## Aim of the exercise
Reproduce the following entries exactly, leaving nothing out.

== Excerpted records

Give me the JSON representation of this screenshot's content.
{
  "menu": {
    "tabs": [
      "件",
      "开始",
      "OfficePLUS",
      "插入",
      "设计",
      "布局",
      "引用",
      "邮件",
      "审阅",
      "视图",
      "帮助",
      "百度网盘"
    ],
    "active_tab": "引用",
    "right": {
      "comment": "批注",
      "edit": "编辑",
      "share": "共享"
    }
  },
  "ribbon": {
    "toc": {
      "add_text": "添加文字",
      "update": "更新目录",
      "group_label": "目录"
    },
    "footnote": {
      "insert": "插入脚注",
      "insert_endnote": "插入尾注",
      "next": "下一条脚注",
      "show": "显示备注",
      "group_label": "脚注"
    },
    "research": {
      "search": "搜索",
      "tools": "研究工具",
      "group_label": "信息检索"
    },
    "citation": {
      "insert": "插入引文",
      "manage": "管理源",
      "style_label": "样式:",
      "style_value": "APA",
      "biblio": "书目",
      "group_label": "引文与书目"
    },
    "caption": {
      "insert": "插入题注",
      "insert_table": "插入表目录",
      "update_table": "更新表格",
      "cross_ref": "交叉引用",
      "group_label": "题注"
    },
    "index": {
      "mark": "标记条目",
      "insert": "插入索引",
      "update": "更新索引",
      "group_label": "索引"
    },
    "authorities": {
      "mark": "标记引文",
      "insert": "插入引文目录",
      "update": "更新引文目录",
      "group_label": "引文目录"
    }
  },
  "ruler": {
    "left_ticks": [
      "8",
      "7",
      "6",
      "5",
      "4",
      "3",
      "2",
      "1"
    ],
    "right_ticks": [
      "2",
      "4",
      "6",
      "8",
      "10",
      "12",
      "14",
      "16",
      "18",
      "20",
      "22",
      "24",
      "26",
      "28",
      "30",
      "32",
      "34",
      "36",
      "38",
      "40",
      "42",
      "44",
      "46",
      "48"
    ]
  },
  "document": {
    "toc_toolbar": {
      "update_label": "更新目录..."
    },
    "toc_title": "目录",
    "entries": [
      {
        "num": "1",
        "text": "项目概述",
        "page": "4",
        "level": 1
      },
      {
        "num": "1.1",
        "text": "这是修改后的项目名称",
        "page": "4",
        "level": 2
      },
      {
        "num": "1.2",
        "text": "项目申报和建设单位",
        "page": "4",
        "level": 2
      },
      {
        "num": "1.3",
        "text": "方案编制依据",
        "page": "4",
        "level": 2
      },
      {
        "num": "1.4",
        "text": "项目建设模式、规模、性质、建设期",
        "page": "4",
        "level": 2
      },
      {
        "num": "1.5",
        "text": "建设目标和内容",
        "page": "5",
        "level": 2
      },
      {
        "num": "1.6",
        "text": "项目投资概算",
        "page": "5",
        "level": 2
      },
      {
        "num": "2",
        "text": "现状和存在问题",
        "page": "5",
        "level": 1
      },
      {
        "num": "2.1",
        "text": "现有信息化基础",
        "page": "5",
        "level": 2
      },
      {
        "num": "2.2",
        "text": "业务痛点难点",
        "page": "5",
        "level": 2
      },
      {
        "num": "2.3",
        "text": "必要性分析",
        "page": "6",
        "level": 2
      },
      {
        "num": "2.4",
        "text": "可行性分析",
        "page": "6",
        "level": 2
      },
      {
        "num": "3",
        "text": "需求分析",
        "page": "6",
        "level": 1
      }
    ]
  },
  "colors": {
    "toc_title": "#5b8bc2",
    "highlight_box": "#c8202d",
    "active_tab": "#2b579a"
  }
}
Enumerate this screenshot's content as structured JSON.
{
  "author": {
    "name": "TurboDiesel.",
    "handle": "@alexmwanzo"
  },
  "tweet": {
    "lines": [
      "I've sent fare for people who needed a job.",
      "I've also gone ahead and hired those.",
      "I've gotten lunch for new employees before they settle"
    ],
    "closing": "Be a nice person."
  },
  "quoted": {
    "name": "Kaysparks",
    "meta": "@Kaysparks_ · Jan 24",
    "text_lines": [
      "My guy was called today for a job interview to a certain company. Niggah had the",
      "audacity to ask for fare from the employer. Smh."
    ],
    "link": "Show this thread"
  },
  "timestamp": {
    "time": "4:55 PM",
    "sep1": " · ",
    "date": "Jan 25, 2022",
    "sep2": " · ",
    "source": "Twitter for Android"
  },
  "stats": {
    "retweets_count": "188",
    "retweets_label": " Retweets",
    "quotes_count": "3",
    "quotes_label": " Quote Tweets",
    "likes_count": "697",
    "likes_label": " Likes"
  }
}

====

## Result below
Give me the JSON representation of this screenshot's content.
{
  "menu": {
    "tabs": [
      "件",
      "开始",
      "OfficePLUS",
      "插入",
      "设计",
      "布局",
      "引用",
      "邮件",
      "审阅",
      "视图",
      "帮助",
      "百度网盘"
    ],
    "active_tab": "引用",
    "right": {
      "comment": "批注",
      "edit": "编辑",
      "share": "共享"
    }
  },
  "ribbon": {
    "toc": {
      "add_text": "添加文字",
      "update": "更新目录",
      "group_label": "目录"
    },
    "footnote": {
      "insert": "插入脚注",
      "insert_endnote": "插入尾注",
      "next": "下一条脚注",
      "show": "显示备注",
      "group_label": "脚注"
    },
    "research": {
      "search": "搜索",
      "tools": "研究工具",
      "group_label": "信息检索"
    },
    "citation": {
      "insert": "插入引文",
      "manage": "管理源",
      "style_label": "样式:",
      "style_value": "APA",
      "biblio": "书目",
      "group_label": "引文与书目"
    },
    "caption": {
      "insert": "插入题注",
      "insert_table": "插入表目录",
      "update_table": "更新表格",
      "cross_ref": "交叉引用",
      "group_label": "题注"
    },
    "index": {
      "mark": "标记条目",
      "insert": "插入索引",
      "update": "更新索引",
      "group_label": "索引"
    },
    "authorities": {
      "mark": "标记引文",
      "insert": "插入引文目录",
      "update": "更新引文目录",
      "group_label": "引文目录"
    }
  },
  "ruler": {
    "left_ticks": [
      "8",
      "7",
      "6",
      "5",
      "4",
      "3",
      "2",
      "1"
    ],
    "right_ticks": [
      "2",
      "4",
      "6",
      "8",
      "10",
      "12",
      "14",
      "16",
      "18",
      "20",
      "22",
      "24",
      "26",
      "28",
      "30",
      "32",
      "34",
      "36",
      "38",
      "40",
      "42",
      "44",
      "46",
      "48"
    ]
  },
  "document": {
    "toc_toolbar": {
      "update_label": "更新目录..."
    },
    "toc_title": "目录",
    "entries": [
      {
        "num": "1",
        "text": "项目概述",
        "page": "4",
        "level": 1
      },
      {
        "num": "1.1",
        "text": "这是修改后的项目名称",
        "page": "4",
        "level": 2
      },
      {
        "num": "1.2",
        "text": "项目申报和建设单位",
        "page": "4",
        "level": 2
      },
      {
        "num": "1.3",
        "text": "方案编制依据",
        "page": "4",
        "level": 2
      },
      {
        "num": "1.4",
        "text": "项目建设模式、规模、性质、建设期",
        "page": "4",
        "level": 2
      },
      {
        "num": "1.5",
        "text": "建设目标和内容",
        "page": "5",
        "level": 2
      },
      {
        "num": "1.6",
        "text": "项目投资概算",
        "page": "5",
        "level": 2
      },
      {
        "num": "2",
        "text": "现状和存在问题",
        "page": "5",
        "level": 1
      },
      {
        "num": "2.1",
        "text": "现有信息化基础",
        "page": "5",
        "level": 2
      },
      {
        "num": "2.2",
        "text": "业务痛点难点",
        "page": "5",
        "level": 2
      },
      {
        "num": "2.3",
        "text": "必要性分析",
        "page": "6",
        "level": 2
      },
      {
        "num": "2.4",
        "text": "可行性分析",
        "page": "6",
        "level": 2
      },
      {
        "num": "3",
        "text": "需求分析",
        "page": "6",
        "level": 1
      }
    ]
  },
  "colors": {
    "toc_title": "#5b8bc2",
    "highlight_box": "#c8202d",
    "active_tab": "#2b579a"
  }
}
Enumerate this screenshot's content as structured JSON.
{
  "author": {
    "name": "TurboDiesel.",
    "handle": "@alexmwanzo"
  },
  "tweet": {
    "lines": [
      "I've sent fare for people who needed a job.",
      "I've also gone ahead and hired those.",
      "I've gotten lunch for new employees before they settle"
    ],
    "closing": "Be a nice person."
  },
  "quoted": {
    "name": "Kaysparks",
    "meta": "@Kaysparks_ · Jan 24",
    "text_lines": [
      "My guy was called today for a job interview to a certain company. Niggah had the",
      "audacity to ask for fare from the employer. Smh."
    ],
    "link": "Show this thread"
  },
  "timestamp": {
    "time": "4:55 PM",
    "sep1": " · ",
    "date": "Jan 25, 2022",
    "sep2": " · ",
    "source": "Twitter for Android"
  },
  "stats": {
    "retweets_count": "188",
    "retweets_label": " Retweets",
    "quotes_count": "3",
    "quotes_label": " Quote Tweets",
    "likes_count": "697",
    "likes_label": " Likes"
  }
}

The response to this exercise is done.